So if you’d like to treat a red wine loving mum, we’d recommend the soft tannins and lively fruit of a pinot noir. New Zealand, and particularly Central Otago, produces some delicious ones. Jackson Estate Vintage Widow Pinot Noir 2007 (Marlborough, New Zealand) is £14.99 at Waitrose, who also list Mount Difficulty Pinot Noir 2007 (Central Otago) for £19.99. One of the great things about pinot noir is that it is a versatile food match and would happily accompany all sorts of things from roast chicken to a boeuf bourgignon. But its soft tannic structure also mean that it is also fabulous to drink on its own, particularly with feet up on Mother’s Day whilst the chores and a gourmet meal are prepared by other family members.
We don’t know many women who would turn their noses up at a glass of Champagne, and our recommendations for the best offers at the moment are, starting at the budget end of the scale:
Lindauer Special Reserve NV (New Zealand again) - £11.99, or £6.99 when you buy 2 bottles at Majestic. Not technically Champagne of course, as it’s made not just outside the Champagne region, but across the other side of the world in New Zealand. But it does use the same grape varieties and method as Champagne. This is an ever-reliable performer and a real bargain at the discounted price. It’s not a rosé, but does have a hint of negligée pink about it, along with delicious, crisp strawberry fruit.
Ridgeview Merrett Fitzrovia Rosé 2005/6 - £20.99 at Waitrose. A pink sparkler from Sussex! One of the best of the ever-improving English sparkling wines – celebrate all things English along with Mother’s Day.
Taittinger Brut Reserve NV - £25 on special offer until 22nd March also at Majestic. Returning to an earlier theme, this is one of the more feminine Champagne marques, with a high percentage of chardonnay in the blend. Light, frothy and floral – who could resist?
Further gift ideas are to give with the wine a beautiful glass or decanter, there are many lovely wine related gift items to be found on a link via our website: www.redwhiteandrose.co.uk/wine_gifts. Also of course some great wine offers which as mothers ourselves we know are just the ticket to please. However for the ultimate treat you could go for our Wine & Dine Service which takes all the burden of choice, organizing and sheer hard work out of the equation for you. Your mother will feel truly loved and pampered to find that you have given her a tailor-made wine and food matched and themed extravaganza.

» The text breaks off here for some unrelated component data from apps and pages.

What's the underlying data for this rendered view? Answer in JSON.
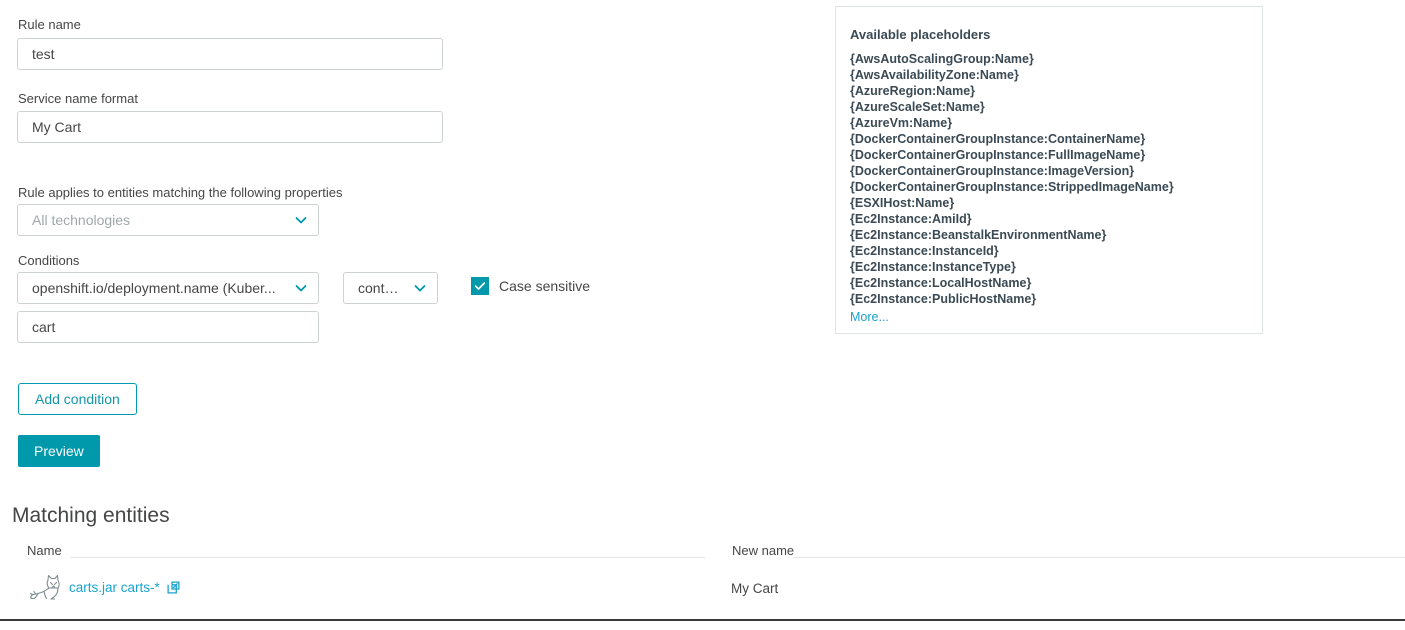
{
  "form": {
    "rule_name_label": "Rule name",
    "rule_name_value": "test",
    "service_name_label": "Service name format",
    "service_name_value": "My Cart",
    "applies_label": "Rule applies to entities matching the following properties",
    "technologies_value": "All technologies",
    "conditions_label": "Conditions",
    "condition_property": "openshift.io/deployment.name (Kuber...",
    "condition_operator": "contains",
    "condition_value": "cart",
    "case_sensitive_label": "Case sensitive",
    "case_sensitive_checked": true,
    "add_condition_label": "Add condition",
    "preview_label": "Preview"
  },
  "placeholders": {
    "title": "Available placeholders",
    "items": [
      "{AwsAutoScalingGroup:Name}",
      "{AwsAvailabilityZone:Name}",
      "{AzureRegion:Name}",
      "{AzureScaleSet:Name}",
      "{AzureVm:Name}",
      "{DockerContainerGroupInstance:ContainerName}",
      "{DockerContainerGroupInstance:FullImageName}",
      "{DockerContainerGroupInstance:ImageVersion}",
      "{DockerContainerGroupInstance:StrippedImageName}",
      "{ESXIHost:Name}",
      "{Ec2Instance:AmiId}",
      "{Ec2Instance:BeanstalkEnvironmentName}",
      "{Ec2Instance:InstanceId}",
      "{Ec2Instance:InstanceType}",
      "{Ec2Instance:LocalHostName}",
      "{Ec2Instance:PublicHostName}"
    ],
    "more_label": "More..."
  },
  "matching": {
    "title": "Matching entities",
    "columns": {
      "name": "Name",
      "new_name": "New name"
    },
    "rows": [
      {
        "icon": "tomcat-cat-icon",
        "name": "carts.jar carts-*",
        "new_name": "My Cart"
      }
    ]
  },
  "colors": {
    "accent_teal": "#0098ab",
    "link_blue": "#1ba3d0",
    "border_gray": "#cdd2d3",
    "text_gray": "#454646"
  }
}
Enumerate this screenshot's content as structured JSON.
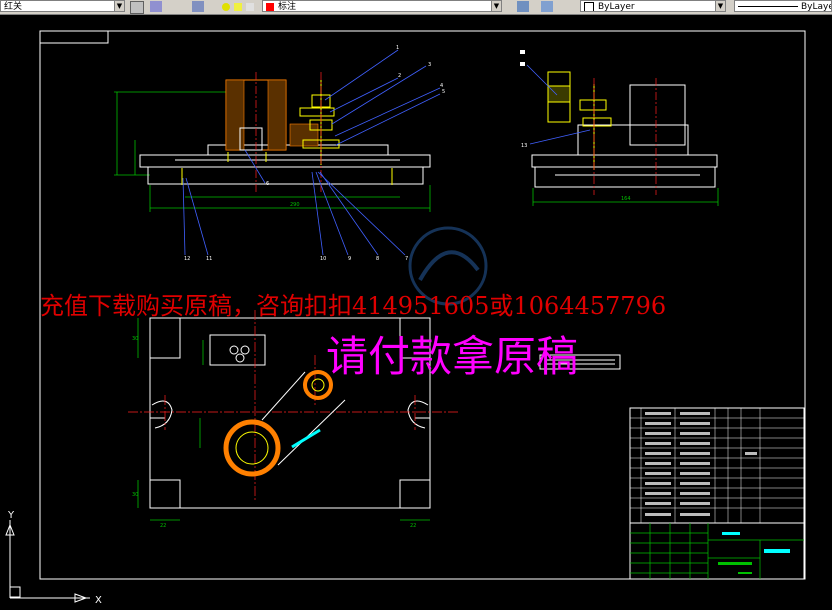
{
  "toolbar": {
    "color_value": "红关",
    "layer_name": "标注",
    "linetype_value": "ByLayer",
    "lineweight_value": "ByLaye"
  },
  "watermark": {
    "contact_line": "充值下载购买原稿，咨询扣扣414951605或1064457796",
    "pay_line": "请付款拿原稿"
  },
  "drawing": {
    "front_view": {
      "balloons": [
        "1",
        "2",
        "3",
        "4",
        "5",
        "6",
        "7",
        "8",
        "9",
        "10",
        "11",
        "12"
      ],
      "dims": [
        "290"
      ]
    },
    "side_view": {
      "balloons": [
        "13"
      ],
      "dims": [
        "164"
      ]
    },
    "plan_view": {
      "dims": [
        "22",
        "22",
        "30",
        "30"
      ]
    }
  },
  "ucs": {
    "x_label": "X",
    "y_label": "Y"
  },
  "colors": {
    "background": "#000000",
    "frame": "#ffffff",
    "dim_line": "#00c000",
    "leader": "#4060ff",
    "section": "#ff8000",
    "part": "#ffff00",
    "center": "#ff2020",
    "highlight": "#00ffff",
    "watermark_red": "#e00000",
    "watermark_magenta": "#ff00ff"
  }
}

See www.redwhiteandrose.co.uk/wine_and_dine for details. Our speciality, for your pleasure.
Wear a smile and you may find it grows on you.
“God could not be everywhere and therefore he made mothers.” Jewish proverb